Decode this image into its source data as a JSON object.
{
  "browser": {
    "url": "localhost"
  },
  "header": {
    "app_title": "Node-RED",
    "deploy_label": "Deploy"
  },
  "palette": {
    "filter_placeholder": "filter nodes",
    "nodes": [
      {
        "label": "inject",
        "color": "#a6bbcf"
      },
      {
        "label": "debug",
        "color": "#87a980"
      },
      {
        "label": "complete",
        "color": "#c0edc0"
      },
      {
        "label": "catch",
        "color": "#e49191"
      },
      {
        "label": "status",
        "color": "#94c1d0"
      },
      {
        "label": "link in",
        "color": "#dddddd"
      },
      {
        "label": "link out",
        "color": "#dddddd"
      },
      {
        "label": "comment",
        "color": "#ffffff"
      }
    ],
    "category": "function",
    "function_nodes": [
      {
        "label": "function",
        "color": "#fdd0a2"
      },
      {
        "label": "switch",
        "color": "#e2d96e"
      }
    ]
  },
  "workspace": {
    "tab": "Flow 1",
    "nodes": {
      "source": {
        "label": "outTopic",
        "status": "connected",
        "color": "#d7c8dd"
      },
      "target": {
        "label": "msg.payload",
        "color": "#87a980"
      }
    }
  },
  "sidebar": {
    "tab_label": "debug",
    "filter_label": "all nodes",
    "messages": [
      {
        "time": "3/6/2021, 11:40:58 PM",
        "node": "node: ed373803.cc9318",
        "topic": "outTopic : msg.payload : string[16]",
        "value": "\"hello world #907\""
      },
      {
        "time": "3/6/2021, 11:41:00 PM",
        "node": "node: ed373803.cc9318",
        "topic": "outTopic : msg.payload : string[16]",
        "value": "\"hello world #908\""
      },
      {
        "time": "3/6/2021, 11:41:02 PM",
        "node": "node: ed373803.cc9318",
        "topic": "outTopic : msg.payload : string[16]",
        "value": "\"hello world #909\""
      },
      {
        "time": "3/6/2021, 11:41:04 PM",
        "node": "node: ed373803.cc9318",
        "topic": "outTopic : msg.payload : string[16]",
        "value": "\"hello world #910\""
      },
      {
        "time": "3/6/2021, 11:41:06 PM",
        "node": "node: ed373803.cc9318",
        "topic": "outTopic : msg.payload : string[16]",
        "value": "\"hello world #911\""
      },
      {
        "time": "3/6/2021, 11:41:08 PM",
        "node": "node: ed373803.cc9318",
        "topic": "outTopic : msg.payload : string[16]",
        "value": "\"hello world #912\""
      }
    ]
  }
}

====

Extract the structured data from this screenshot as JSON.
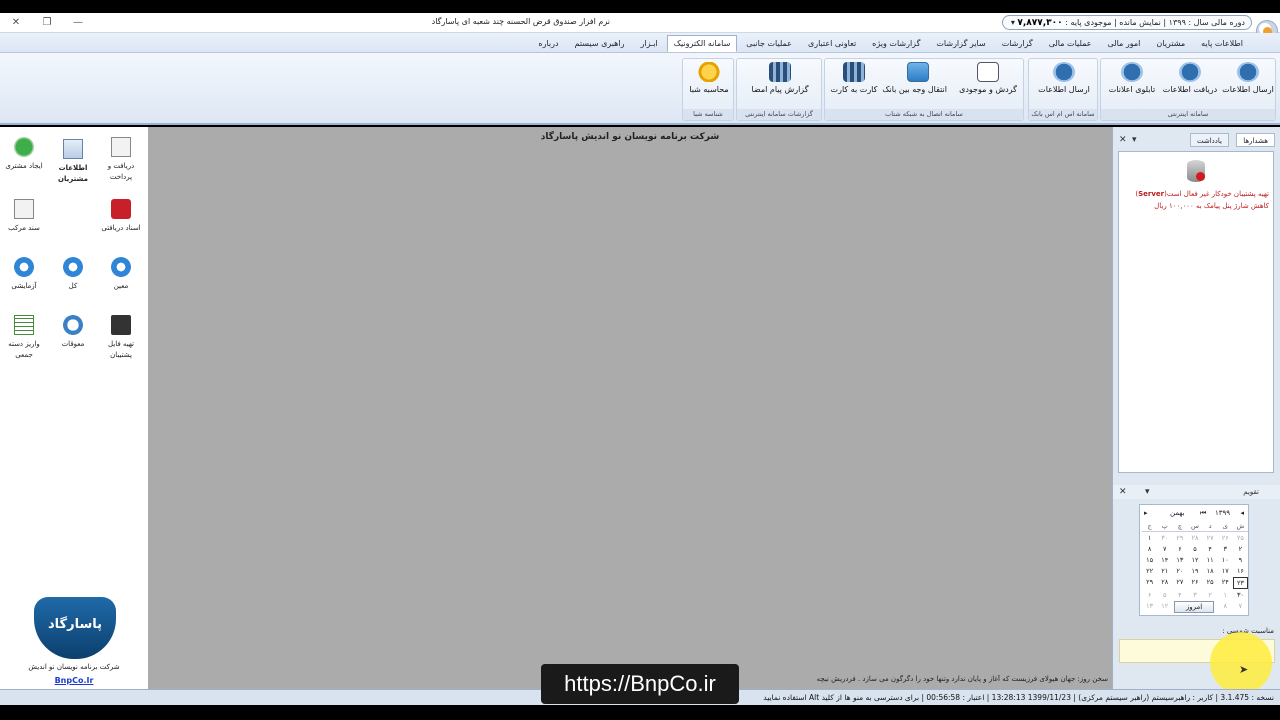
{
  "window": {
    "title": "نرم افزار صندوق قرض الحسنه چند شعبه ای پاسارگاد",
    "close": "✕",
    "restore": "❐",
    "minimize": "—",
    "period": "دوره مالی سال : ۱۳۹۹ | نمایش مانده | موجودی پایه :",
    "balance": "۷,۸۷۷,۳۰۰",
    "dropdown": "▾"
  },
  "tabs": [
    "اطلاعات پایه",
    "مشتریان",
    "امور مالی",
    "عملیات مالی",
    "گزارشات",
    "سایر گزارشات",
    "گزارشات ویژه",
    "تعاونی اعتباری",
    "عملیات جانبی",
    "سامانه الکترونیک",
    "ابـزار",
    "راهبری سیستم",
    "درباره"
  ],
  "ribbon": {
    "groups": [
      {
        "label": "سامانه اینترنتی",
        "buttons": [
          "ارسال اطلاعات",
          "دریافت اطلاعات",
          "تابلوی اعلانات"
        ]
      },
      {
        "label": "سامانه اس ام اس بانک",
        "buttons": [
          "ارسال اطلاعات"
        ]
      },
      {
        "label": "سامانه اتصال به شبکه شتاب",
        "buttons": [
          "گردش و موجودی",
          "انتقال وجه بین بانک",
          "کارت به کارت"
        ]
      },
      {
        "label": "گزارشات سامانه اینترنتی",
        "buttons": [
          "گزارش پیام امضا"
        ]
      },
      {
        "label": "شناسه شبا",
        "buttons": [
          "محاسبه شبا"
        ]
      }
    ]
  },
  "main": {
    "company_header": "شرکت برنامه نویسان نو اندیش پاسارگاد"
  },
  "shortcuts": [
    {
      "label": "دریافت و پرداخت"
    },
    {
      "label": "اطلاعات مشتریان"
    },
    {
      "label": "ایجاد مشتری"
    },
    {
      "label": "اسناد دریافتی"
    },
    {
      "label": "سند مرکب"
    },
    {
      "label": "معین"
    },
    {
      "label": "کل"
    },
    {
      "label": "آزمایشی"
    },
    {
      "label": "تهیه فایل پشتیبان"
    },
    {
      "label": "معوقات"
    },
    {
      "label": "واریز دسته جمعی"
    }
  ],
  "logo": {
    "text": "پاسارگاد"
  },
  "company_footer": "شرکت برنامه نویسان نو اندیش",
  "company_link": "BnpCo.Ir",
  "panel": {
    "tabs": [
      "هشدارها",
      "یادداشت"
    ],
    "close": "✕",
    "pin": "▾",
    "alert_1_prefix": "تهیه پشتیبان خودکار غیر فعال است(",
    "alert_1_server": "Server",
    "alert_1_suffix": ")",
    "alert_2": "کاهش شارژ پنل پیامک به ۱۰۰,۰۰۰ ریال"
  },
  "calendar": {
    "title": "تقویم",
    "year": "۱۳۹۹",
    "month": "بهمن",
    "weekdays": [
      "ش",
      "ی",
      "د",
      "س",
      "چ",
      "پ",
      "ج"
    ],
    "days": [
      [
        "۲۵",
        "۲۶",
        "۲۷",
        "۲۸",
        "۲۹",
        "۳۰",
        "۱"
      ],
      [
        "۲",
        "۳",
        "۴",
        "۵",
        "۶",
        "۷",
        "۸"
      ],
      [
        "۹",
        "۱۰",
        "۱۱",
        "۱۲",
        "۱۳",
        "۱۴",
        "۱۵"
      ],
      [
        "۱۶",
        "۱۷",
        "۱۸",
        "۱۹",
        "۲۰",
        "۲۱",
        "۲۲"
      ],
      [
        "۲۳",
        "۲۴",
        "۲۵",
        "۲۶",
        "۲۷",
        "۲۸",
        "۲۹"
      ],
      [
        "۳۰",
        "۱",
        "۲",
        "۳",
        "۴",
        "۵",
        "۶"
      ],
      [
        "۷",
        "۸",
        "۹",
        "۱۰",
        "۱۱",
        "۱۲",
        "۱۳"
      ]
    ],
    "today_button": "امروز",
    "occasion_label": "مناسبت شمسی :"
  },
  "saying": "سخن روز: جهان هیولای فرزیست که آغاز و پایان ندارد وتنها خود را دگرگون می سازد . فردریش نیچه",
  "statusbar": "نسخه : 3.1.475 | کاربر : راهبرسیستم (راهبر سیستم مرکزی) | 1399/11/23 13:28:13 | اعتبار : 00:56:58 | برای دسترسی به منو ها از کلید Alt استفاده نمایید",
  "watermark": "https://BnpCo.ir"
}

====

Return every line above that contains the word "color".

● ANSWER AREA:
        "color": "#a6bbcf"
        "color": "#87a980"
        "color": "#c0edc0"
        "color": "#e49191"
        "color": "#94c1d0"
        "color": "#dddddd"
        "color": "#dddddd"
        "color": "#ffffff"
        "color": "#fdd0a2"
        "color": "#e2d96e"
        "color": "#d7c8dd"
        "color": "#87a980"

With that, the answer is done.